The ‘Special 301 Report’ by United States Trade Representative (USTR) slammed India and China as leading sources of counterfeit medicines distributed globally with 20% of all pharmaceutical products sold in the Indian market estimated to be counterfeits.
“We strongly disagree with the observations made by USTR. We do not know the genesis and methodology of their findings. Instead, we view this as opposition to low cost generics and the thriving Indian drug manufacturing industry which is the ‘Pharmacy of the world’,” health secretary Preeti Sudan told TOI.
The USTR report, an annual review of the state of IP protection and enforcement in US trading partners around the world, has again put India on the ‘priority watch list’ for violation of intellectual property rights.
“In particular, China and India are reportedly leading sources of counterfeit medicines distributed globally. While it may not be possible to determine an exact figure, studies have suggested that up to 20% of drugs sold in the Indian market are counterfeit and could represent a serious threat to patient health and safety,” the report said. It also claimed that India exports counterfeit drugs to Africa, Canada, the Caribbean, the EU, South America, and the US.
However, emphasising that generic drugs are low cost but quality products, Sudan said only certified pharmaceutical products are exported from here. Locally, over 75% of sales come from generic medicines.
Not surprisingly, India is named in the report for the country’s patentability criteria, compulsory licensing criteria and absence of an additional intellectual property monopoly-data exclusivity.
“At a time when medicine prices are soaring… the report undermines the efforts… seeking to make medicines more affordable domestically. USTR’s push for more protection and enforcement of IP policies would keep medicine prices high globally and place lifesaving treatments out of reach for longer in developing countries,” says MSF which advocates access to medicines.
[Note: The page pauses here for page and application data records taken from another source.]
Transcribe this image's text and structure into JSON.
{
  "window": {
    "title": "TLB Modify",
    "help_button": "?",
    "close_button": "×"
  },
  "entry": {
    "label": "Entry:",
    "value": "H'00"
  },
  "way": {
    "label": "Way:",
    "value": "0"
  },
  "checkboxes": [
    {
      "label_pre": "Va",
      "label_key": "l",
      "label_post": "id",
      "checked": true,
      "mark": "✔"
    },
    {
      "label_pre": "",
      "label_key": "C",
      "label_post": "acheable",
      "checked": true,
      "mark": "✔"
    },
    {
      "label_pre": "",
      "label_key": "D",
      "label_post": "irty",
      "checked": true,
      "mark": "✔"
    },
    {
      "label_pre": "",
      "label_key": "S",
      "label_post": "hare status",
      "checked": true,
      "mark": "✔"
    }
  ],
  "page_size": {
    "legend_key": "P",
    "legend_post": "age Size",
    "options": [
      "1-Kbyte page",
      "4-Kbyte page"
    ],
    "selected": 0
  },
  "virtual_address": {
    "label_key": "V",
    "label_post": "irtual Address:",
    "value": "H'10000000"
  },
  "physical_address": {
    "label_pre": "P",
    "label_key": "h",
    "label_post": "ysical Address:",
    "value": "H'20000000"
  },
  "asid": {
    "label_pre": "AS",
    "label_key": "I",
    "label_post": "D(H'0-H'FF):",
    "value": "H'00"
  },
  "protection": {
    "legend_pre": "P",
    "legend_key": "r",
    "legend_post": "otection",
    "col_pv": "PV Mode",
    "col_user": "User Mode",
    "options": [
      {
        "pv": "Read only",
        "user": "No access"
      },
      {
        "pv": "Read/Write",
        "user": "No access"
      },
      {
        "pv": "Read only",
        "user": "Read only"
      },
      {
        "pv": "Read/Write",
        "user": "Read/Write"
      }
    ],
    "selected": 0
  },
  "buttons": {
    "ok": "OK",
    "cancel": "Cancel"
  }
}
The report also said inadequate protection for trade secrets in a number of countries, notably China and India, puts US trade secrets at risk.